The hallmarks of the housing crisis are well known by now: a lack of affordable properties, with what’s left squalid and low-quality, while other homes sit empty. But a Glasgow letting agent is cutting through the Gordian knot holding people in homelessness, and has provided homes for 1,000 people in the process.
Since being founded in 2013, Homes for Good has been on a mission to transform neglected empty houses into good quality homes for people on low incomes – a “letting agency with a difference”.
“Almost all letting agents see the landlord as their customers. But it’s actually the tenants who are the customers,” says founder Susan Aktemel.
Its model is aimed at addressing a lack of good, low-cost housing in the city. When it launched, Just 3 per cent of approximately 500 two-bedroom properties on the market were both affordable and accessible to people on benefits. And the situation has got worse, says Aktemel.
Wider efforts have been taking place to address the Scottish housing crisis. An emergency rent freeze and eviction ban will last until March, temporarily protecting residents from significant rent increases. However, this is set to end on April 1, with no extension planned.
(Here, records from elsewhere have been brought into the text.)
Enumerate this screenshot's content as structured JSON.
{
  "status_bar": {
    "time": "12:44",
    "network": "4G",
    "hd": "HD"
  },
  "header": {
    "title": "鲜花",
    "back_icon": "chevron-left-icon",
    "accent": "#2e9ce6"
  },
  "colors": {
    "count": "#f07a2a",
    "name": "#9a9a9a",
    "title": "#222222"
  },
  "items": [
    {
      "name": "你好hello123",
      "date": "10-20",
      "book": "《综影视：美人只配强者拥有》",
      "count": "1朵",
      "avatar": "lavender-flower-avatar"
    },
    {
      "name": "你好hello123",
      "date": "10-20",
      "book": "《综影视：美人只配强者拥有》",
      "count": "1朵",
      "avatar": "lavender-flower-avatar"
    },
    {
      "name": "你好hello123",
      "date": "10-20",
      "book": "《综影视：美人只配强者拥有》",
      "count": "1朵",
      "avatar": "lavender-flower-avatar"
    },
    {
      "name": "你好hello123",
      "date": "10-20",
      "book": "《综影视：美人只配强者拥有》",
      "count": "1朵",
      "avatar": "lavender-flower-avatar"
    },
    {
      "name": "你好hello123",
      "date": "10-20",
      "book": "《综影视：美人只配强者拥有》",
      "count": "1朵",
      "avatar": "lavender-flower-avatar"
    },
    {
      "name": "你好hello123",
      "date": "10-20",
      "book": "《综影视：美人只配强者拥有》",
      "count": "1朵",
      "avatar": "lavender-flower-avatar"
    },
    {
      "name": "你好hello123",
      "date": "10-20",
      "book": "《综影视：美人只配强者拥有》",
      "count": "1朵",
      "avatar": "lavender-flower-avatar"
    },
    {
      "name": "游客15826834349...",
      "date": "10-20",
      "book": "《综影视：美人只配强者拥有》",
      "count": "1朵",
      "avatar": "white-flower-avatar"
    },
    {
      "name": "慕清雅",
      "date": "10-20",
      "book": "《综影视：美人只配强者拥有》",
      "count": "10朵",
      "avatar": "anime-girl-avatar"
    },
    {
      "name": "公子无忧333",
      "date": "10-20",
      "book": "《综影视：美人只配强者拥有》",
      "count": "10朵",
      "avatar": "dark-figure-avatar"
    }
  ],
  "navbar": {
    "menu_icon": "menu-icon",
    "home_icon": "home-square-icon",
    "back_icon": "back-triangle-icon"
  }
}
In the meantime, demand continues to outstrip supply. Students at the University of Glasgow found themselves scrambling for accommodation, with one flat attracting 500 applications in a matter of hours. The university told students unable to find somewhere to live not to register for their courses.